Gustavo Fring/Pexels. Sometimes the new person can cause friction in blended families.

It’s true that children should respect their elders and appreciate their parents. This is an area where parents may occasionally run into difficulty with their children, but the issue seems to become even more intense in the case of stepparents.

It is a touchy area, because most stepparents want to be liked and respected by their partner’s children. However, the step-parenting relationship is different than being a biological parent. You cannot demand to be treated in a particular way, because that will only exacerbate an already difficult situation.
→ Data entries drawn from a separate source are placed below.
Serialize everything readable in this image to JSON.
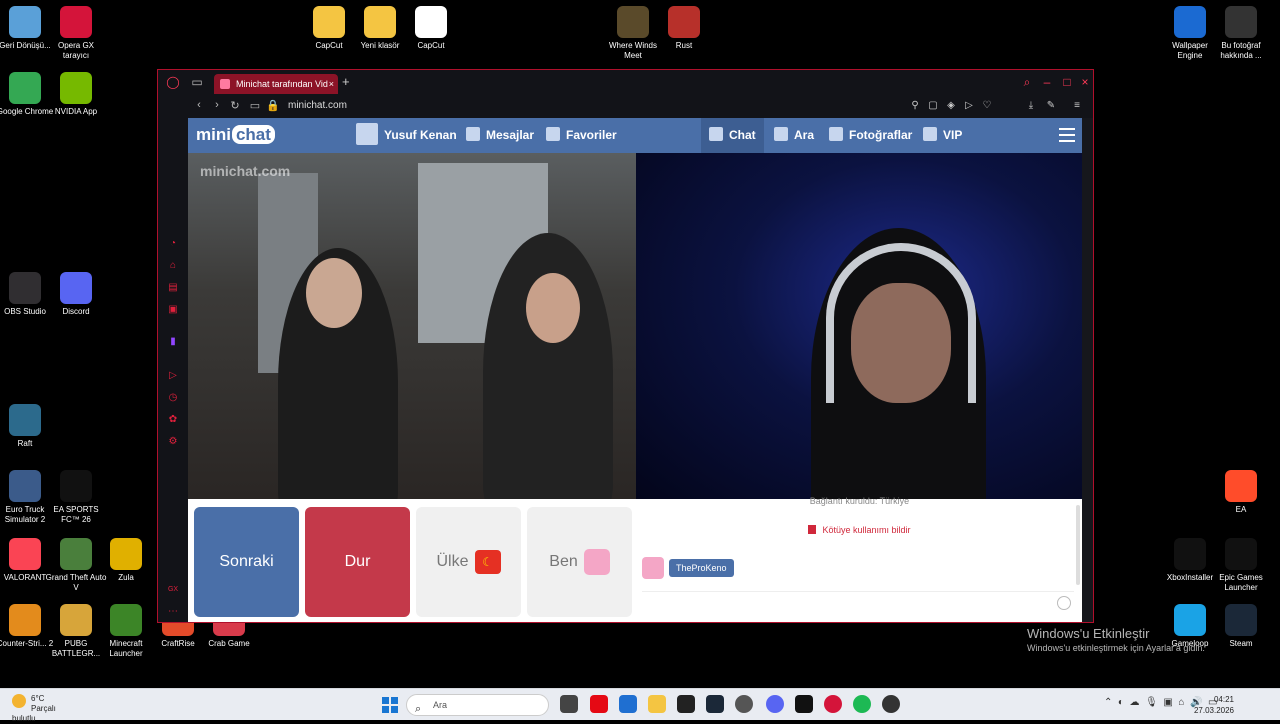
{
  "desktop": {
    "icons_left": [
      {
        "label": "Geri Dönüşü...",
        "name": "recycle-bin-icon",
        "color": "#5aa0d8"
      },
      {
        "label": "Opera GX tarayıcı",
        "name": "opera-gx-icon",
        "color": "#d4143a"
      },
      {
        "label": "Google Chrome",
        "name": "chrome-icon",
        "color": "#34a853"
      },
      {
        "label": "NVIDIA App",
        "name": "nvidia-icon",
        "color": "#76b900"
      },
      {
        "label": "OBS Studio",
        "name": "obs-icon",
        "color": "#302e31"
      },
      {
        "label": "Discord",
        "name": "discord-icon",
        "color": "#5865f2"
      },
      {
        "label": "Raft",
        "name": "raft-icon",
        "color": "#2c6a8c"
      },
      {
        "label": "Euro Truck Simulator 2",
        "name": "ets2-icon",
        "color": "#3b5b8a"
      },
      {
        "label": "EA SPORTS FC™ 26",
        "name": "eafc-icon",
        "color": "#111111"
      },
      {
        "label": "VALORANT",
        "name": "valorant-icon",
        "color": "#fa4454"
      },
      {
        "label": "Grand Theft Auto V",
        "name": "gta-icon",
        "color": "#4a7f3c"
      },
      {
        "label": "Zula",
        "name": "zula-icon",
        "color": "#e0b000"
      },
      {
        "label": "Counter-Stri... 2",
        "name": "cs2-icon",
        "color": "#e38b1c"
      },
      {
        "label": "PUBG BATTLEGR...",
        "name": "pubg-icon",
        "color": "#d7a53a"
      },
      {
        "label": "Minecraft Launcher",
        "name": "minecraft-icon",
        "color": "#3c8527"
      },
      {
        "label": "CraftRise",
        "name": "craftrise-icon",
        "color": "#e34b2a"
      },
      {
        "label": "Crab Game",
        "name": "crabgame-icon",
        "color": "#d83b4b"
      }
    ],
    "icons_top": [
      {
        "label": "CapCut",
        "name": "folder-capcut-icon",
        "color": "#f4c542"
      },
      {
        "label": "Yeni klasör",
        "name": "folder-new-icon",
        "color": "#f4c542"
      },
      {
        "label": "CapCut",
        "name": "capcut-icon",
        "color": "#ffffff"
      },
      {
        "label": "Where Winds Meet",
        "name": "where-winds-meet-icon",
        "color": "#5a4a2a"
      },
      {
        "label": "Rust",
        "name": "rust-icon",
        "color": "#b7302a"
      }
    ],
    "icons_right": [
      {
        "label": "Wallpaper Engine",
        "name": "wallpaper-engine-icon",
        "color": "#1b6ad2"
      },
      {
        "label": "Bu fotoğraf hakkında ...",
        "name": "photo-info-icon",
        "color": "#333333"
      },
      {
        "label": "EA",
        "name": "ea-icon",
        "color": "#ff4c2a"
      },
      {
        "label": "XboxInstaller",
        "name": "xbox-icon",
        "color": "#111111"
      },
      {
        "label": "Epic Games Launcher",
        "name": "epic-icon",
        "color": "#111111"
      },
      {
        "label": "Gameloop",
        "name": "gameloop-icon",
        "color": "#1aa3e6"
      },
      {
        "label": "Steam",
        "name": "steam-icon",
        "color": "#1b2838"
      }
    ]
  },
  "browser": {
    "tab_title": "Minichat tarafından Vid",
    "url": "minichat.com"
  },
  "minichat": {
    "logo_mini": "mini",
    "logo_chat": "chat",
    "user_name": "Yusuf Kenan",
    "nav_messages": "Mesajlar",
    "nav_favorites": "Favoriler",
    "nav_chat": "Chat",
    "nav_search": "Ara",
    "nav_photos": "Fotoğraflar",
    "nav_vip": "VIP",
    "watermark": "minichat.com",
    "btn_next": "Sonraki",
    "btn_stop": "Dur",
    "btn_country": "Ülke",
    "btn_me": "Ben",
    "connection_line": "Bağlantı kuruldu:  Türkiye",
    "report": "Kötüye kullanımı bildir",
    "partner_name": "TheProKeno",
    "message_placeholder": ""
  },
  "activation": {
    "title": "Windows'u Etkinleştir",
    "subtitle": "Windows'u etkinleştirmek için Ayarlar'a gidin."
  },
  "taskbar": {
    "temperature": "6°C",
    "weather": "Parçalı bulutlu",
    "search_placeholder": "Ara",
    "time": "04:21",
    "date": "27.03.2026"
  },
  "colors": {
    "accent_minichat": "#4a6fa8",
    "stop_red": "#c4394a",
    "opera_red": "#ff3a57"
  }
}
If the children instinctively like you, respect and appreciation are generally not issues. Usually when they are, it is because of underlying tension between the stepparent and the stepchildren. Sometimes an ex-partner is resentful of the new spouse, and the children show their loyalty by being cool to the new partner.
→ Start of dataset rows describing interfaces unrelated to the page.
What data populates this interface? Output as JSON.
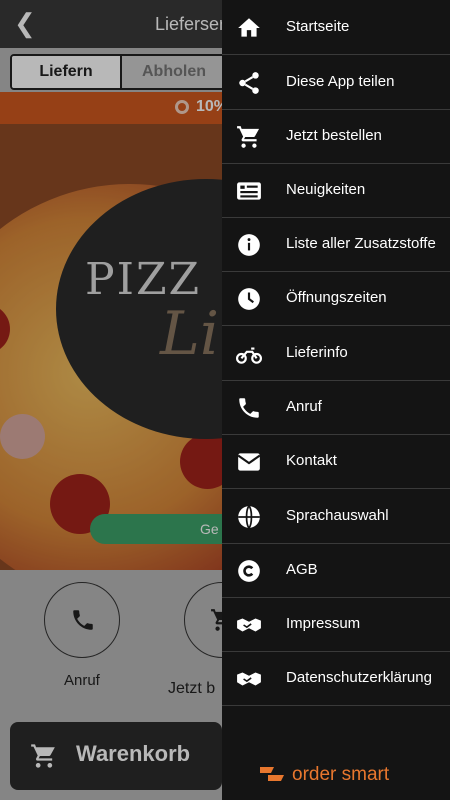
{
  "header": {
    "back_icon": "chevron-left-icon",
    "title": "Lieferser"
  },
  "order_mode": {
    "options": [
      "Liefern",
      "Abholen"
    ],
    "selected": "Liefern"
  },
  "promo": {
    "text": "10%",
    "icon": "badge-icon"
  },
  "hero": {
    "logo_text": "PIZZ",
    "logo_script": "Li",
    "button_label": "Ge"
  },
  "quick_actions": [
    {
      "label": "Anruf",
      "icon": "phone-icon"
    },
    {
      "label": "Jetzt b",
      "icon": "cart-icon"
    }
  ],
  "cart": {
    "label": "Warenkorb",
    "icon": "cart-icon"
  },
  "drawer": {
    "items": [
      {
        "label": "Startseite",
        "icon": "home-icon"
      },
      {
        "label": "Diese App teilen",
        "icon": "share-icon"
      },
      {
        "label": "Jetzt bestellen",
        "icon": "cart-icon"
      },
      {
        "label": "Neuigkeiten",
        "icon": "news-icon"
      },
      {
        "label": "Liste aller Zusatzstoffe",
        "icon": "info-icon"
      },
      {
        "label": "Öffnungszeiten",
        "icon": "clock-icon"
      },
      {
        "label": "Lieferinfo",
        "icon": "motorcycle-icon"
      },
      {
        "label": "Anruf",
        "icon": "phone-icon"
      },
      {
        "label": "Kontakt",
        "icon": "mail-icon"
      },
      {
        "label": "Sprachauswahl",
        "icon": "globe-icon"
      },
      {
        "label": "AGB",
        "icon": "copyright-icon"
      },
      {
        "label": "Impressum",
        "icon": "handshake-icon"
      },
      {
        "label": "Datenschutzerklärung",
        "icon": "handshake-icon"
      }
    ],
    "brand": "order smart",
    "brand_color": "#e8772e"
  }
}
Alternatively, the children may resent the newcomer, if they have had a period when they had Mom or Dad all to themselves. Sometimes the stepparent tries too hard to be a parent, to be accepted, or to have some control over the stepchild. This will create resistance in the child, who already has a mom and a dad, and does not want a third one! It is so important to try to view the situation from the child’s perspective.

Most children want their parents to be together, and unless a parent is deceased, they do not necessarily want their parent to find a new partner. When the new person is introduced to the children, it is usually as Mommy or Daddy’s ‘friend’. They seem to be able to handle the idea of a friend. I think if stepparents thought of themselves as friends of the stepchildren, and acted that way, that a mutually respectful parenting relationship might evolve.

It is important to respect the wishes of the biological parent in a blended family. Criticizing how the bio parent is parenting can be a time bomb. The biological parent may have a co-parenting arrangement with the other parent, with agreements about how the children are to be raised. If a newcomer tries to alter that plan, that can create pain and tension for all involved.

The stepchildren are not there to meet your emotional needs. Try not to take things personally. You are the adult and do not want to be in conflict with your partner’s children. Each of you has the right to raise your children as you like.

It is wise to sort out these issues before living together. If there is disagreement, seek professional help rather than just closing your eyes and jumping in. The children’s wellbeing is the top priority.

It is also important that children be involved in discussions about the role the new adult is to play in their lives. If they are involved and have input in these discussions, they are more likely to co-operate. Blending a new family is an extremely delicate process, and so it is best to proceed slowly, gently, and with a willingness to be flexible.

Gwen Randall-Young is an author and award-winning psychologist. For permission to reprint this article, or to obtain books, CDs or MP3s, visit Follow Gwen on Facebook for inspiration.